TASK INSTRUCTIONS: Please restate the records that follow word for word, omitting any images.

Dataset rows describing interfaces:
····················

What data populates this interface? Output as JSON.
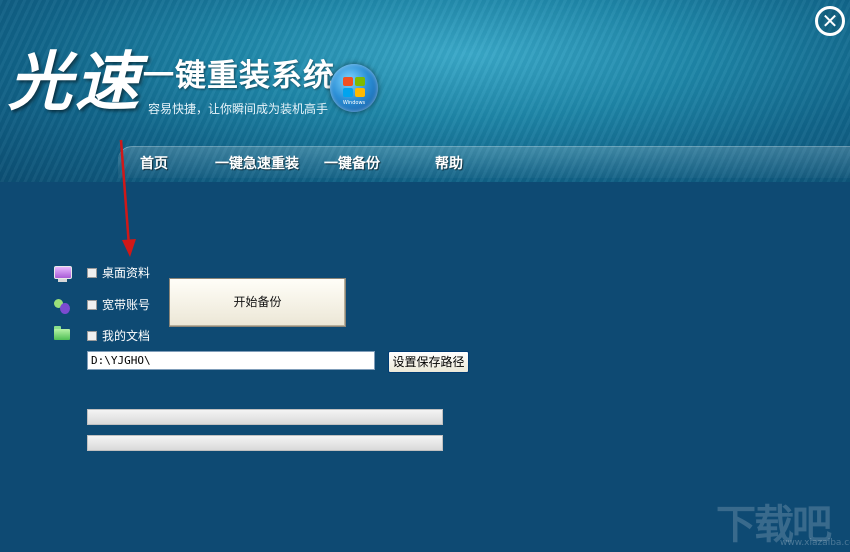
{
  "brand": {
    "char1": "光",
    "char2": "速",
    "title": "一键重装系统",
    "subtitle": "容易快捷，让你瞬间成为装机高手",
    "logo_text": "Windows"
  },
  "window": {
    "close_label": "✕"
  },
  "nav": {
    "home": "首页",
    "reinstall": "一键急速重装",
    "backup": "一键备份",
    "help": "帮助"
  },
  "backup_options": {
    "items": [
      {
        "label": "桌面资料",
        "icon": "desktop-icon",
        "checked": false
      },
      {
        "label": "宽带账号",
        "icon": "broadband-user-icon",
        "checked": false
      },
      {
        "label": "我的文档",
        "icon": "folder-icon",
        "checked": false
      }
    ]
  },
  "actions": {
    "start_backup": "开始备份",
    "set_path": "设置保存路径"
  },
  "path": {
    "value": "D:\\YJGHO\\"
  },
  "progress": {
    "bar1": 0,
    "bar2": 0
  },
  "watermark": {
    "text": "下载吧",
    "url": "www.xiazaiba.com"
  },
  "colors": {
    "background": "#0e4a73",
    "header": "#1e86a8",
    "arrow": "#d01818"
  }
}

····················

TASK SOLUTION:
What data populates this interface? Output as JSON.
{
  "brand": {
    "char1": "光",
    "char2": "速",
    "title": "一键重装系统",
    "subtitle": "容易快捷，让你瞬间成为装机高手",
    "logo_text": "Windows"
  },
  "window": {
    "close_label": "✕"
  },
  "nav": {
    "home": "首页",
    "reinstall": "一键急速重装",
    "backup": "一键备份",
    "help": "帮助"
  },
  "backup_options": {
    "items": [
      {
        "label": "桌面资料",
        "icon": "desktop-icon",
        "checked": false
      },
      {
        "label": "宽带账号",
        "icon": "broadband-user-icon",
        "checked": false
      },
      {
        "label": "我的文档",
        "icon": "folder-icon",
        "checked": false
      }
    ]
  },
  "actions": {
    "start_backup": "开始备份",
    "set_path": "设置保存路径"
  },
  "path": {
    "value": "D:\\YJGHO\\"
  },
  "progress": {
    "bar1": 0,
    "bar2": 0
  },
  "watermark": {
    "text": "下载吧",
    "url": "www.xiazaiba.com"
  },
  "colors": {
    "background": "#0e4a73",
    "header": "#1e86a8",
    "arrow": "#d01818"
  }
}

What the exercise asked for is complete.